:: Records for the task ::
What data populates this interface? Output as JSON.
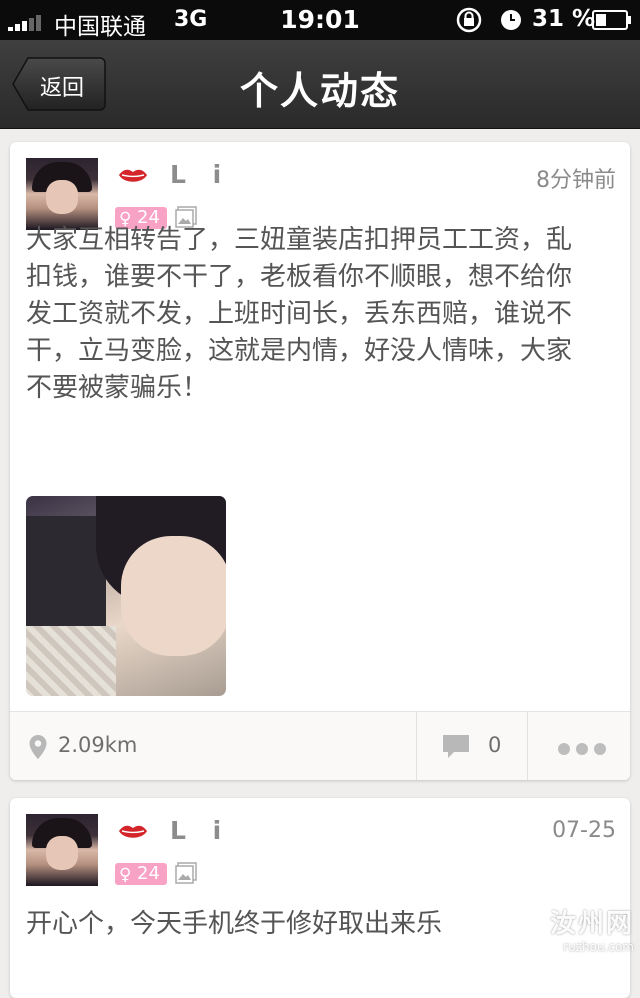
{
  "status_bar": {
    "carrier": "中国联通",
    "network": "3G",
    "time": "19:01",
    "battery": "31 %"
  },
  "nav": {
    "back_label": "返回",
    "title": "个人动态"
  },
  "posts": [
    {
      "username": "L i",
      "time": "8分钟前",
      "age_badge": "24",
      "text": "大家互相转告了，三妞童装店扣押员工工资，乱扣钱，谁要不干了，老板看你不顺眼，想不给你发工资就不发，上班时间长，丢东西赔，谁说不干，立马变脸，这就是内情，好没人情味，大家不要被蒙骗乐！",
      "distance": "2.09km",
      "comment_count": "0"
    },
    {
      "username": "L i",
      "time": "07-25",
      "age_badge": "24",
      "text": "开心个，今天手机终于修好取出来乐"
    }
  ],
  "icons": {
    "female": "♀",
    "lips_color": "#d4252b",
    "badge_color": "#f8a2c6"
  },
  "watermark": {
    "main": "汝州网",
    "sub": "ruzhou.com"
  }
}
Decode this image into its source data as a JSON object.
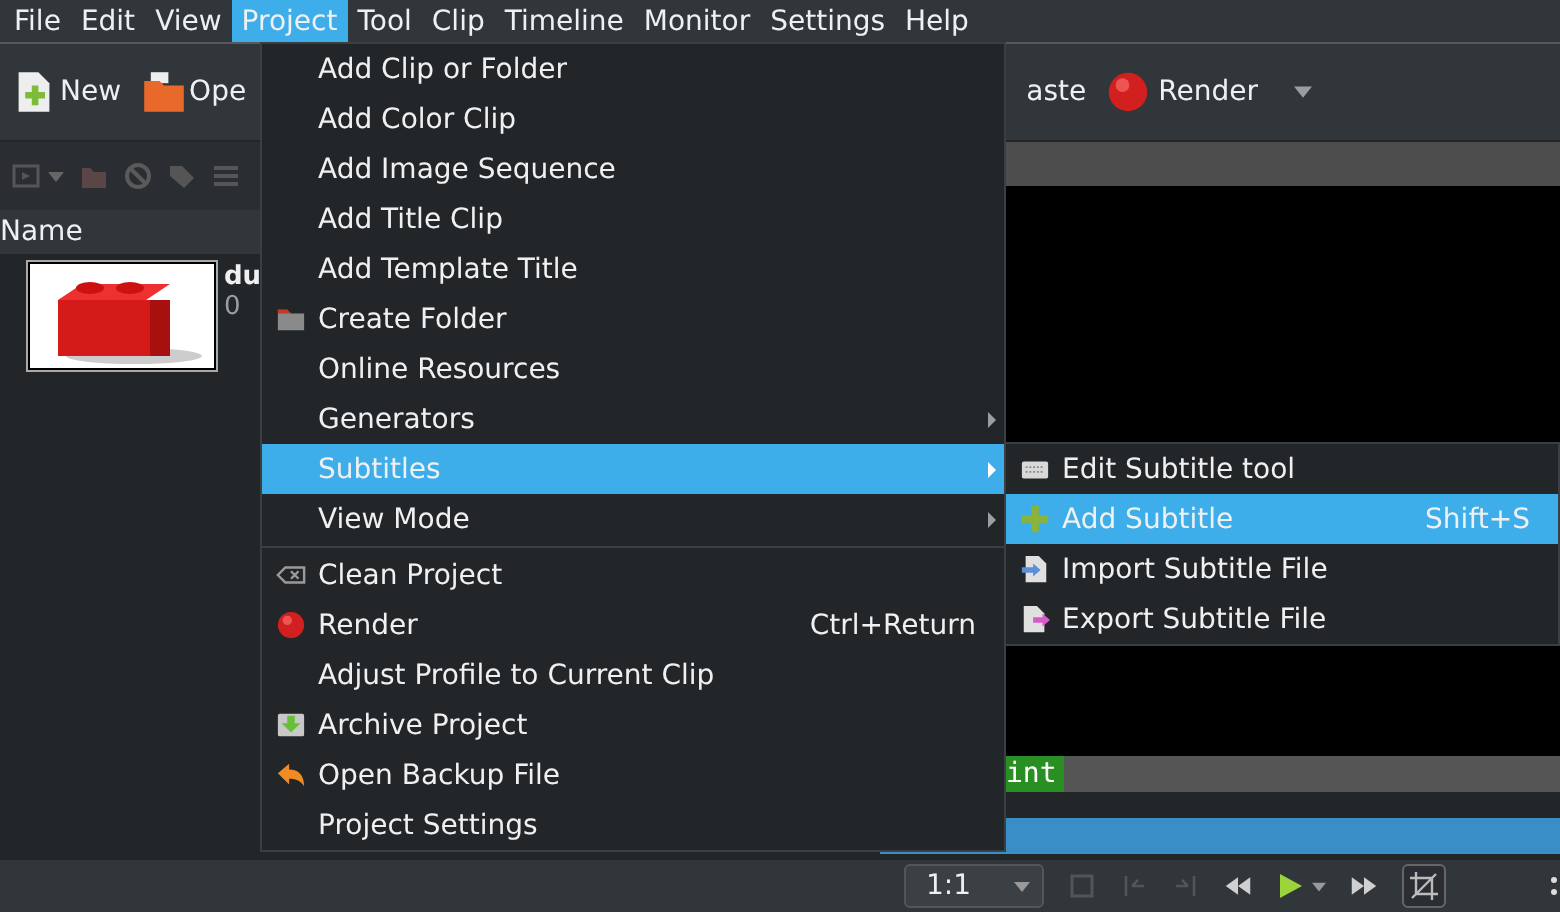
{
  "menubar": [
    {
      "label": "File",
      "selected": false
    },
    {
      "label": "Edit",
      "selected": false
    },
    {
      "label": "View",
      "selected": false
    },
    {
      "label": "Project",
      "selected": true
    },
    {
      "label": "Tool",
      "selected": false
    },
    {
      "label": "Clip",
      "selected": false
    },
    {
      "label": "Timeline",
      "selected": false
    },
    {
      "label": "Monitor",
      "selected": false
    },
    {
      "label": "Settings",
      "selected": false
    },
    {
      "label": "Help",
      "selected": false
    }
  ],
  "toolbar": [
    {
      "label": "New"
    },
    {
      "label": "Ope"
    }
  ],
  "toolbar_right": [
    {
      "label": "aste"
    },
    {
      "label": "Render",
      "dropdown": true
    }
  ],
  "bin": {
    "column_header": "Name",
    "clip": {
      "title": "du",
      "subtitle": "0"
    }
  },
  "project_menu": [
    {
      "label": "Add Clip or Folder",
      "kind": "plain",
      "selected": false
    },
    {
      "label": "Add Color Clip",
      "kind": "plain",
      "selected": false
    },
    {
      "label": "Add Image Sequence",
      "kind": "plain",
      "selected": false
    },
    {
      "label": "Add Title Clip",
      "kind": "plain",
      "selected": false
    },
    {
      "label": "Add Template Title",
      "kind": "plain",
      "selected": false
    },
    {
      "label": "Create Folder",
      "kind": "folder",
      "selected": false
    },
    {
      "label": "Online Resources",
      "kind": "plain",
      "selected": false
    },
    {
      "label": "Generators",
      "kind": "plain",
      "submenu": true,
      "selected": false
    },
    {
      "label": "Subtitles",
      "kind": "plain",
      "submenu": true,
      "selected": true
    },
    {
      "label": "View Mode",
      "kind": "plain",
      "submenu": true,
      "selected": false,
      "separator_after": true
    },
    {
      "label": "Clean Project",
      "kind": "eraser",
      "selected": false
    },
    {
      "label": "Render",
      "kind": "render",
      "shortcut": "Ctrl+Return",
      "selected": false
    },
    {
      "label": "Adjust Profile to Current Clip",
      "kind": "plain",
      "selected": false
    },
    {
      "label": "Archive Project",
      "kind": "archive",
      "selected": false
    },
    {
      "label": "Open Backup File",
      "kind": "undo",
      "selected": false
    },
    {
      "label": "Project Settings",
      "kind": "plain",
      "selected": false
    }
  ],
  "subtitles_menu": [
    {
      "label": "Edit Subtitle tool",
      "kind": "keyboard",
      "selected": false
    },
    {
      "label": "Add Subtitle",
      "kind": "plus",
      "shortcut": "Shift+S",
      "selected": true
    },
    {
      "label": "Import Subtitle File",
      "kind": "import",
      "selected": false
    },
    {
      "label": "Export Subtitle File",
      "kind": "export",
      "selected": false
    }
  ],
  "timeline": {
    "clip_label": "int"
  },
  "monitor_toolbar": {
    "zoom": "1:1"
  }
}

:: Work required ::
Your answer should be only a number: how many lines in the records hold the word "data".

:: Task result ::
2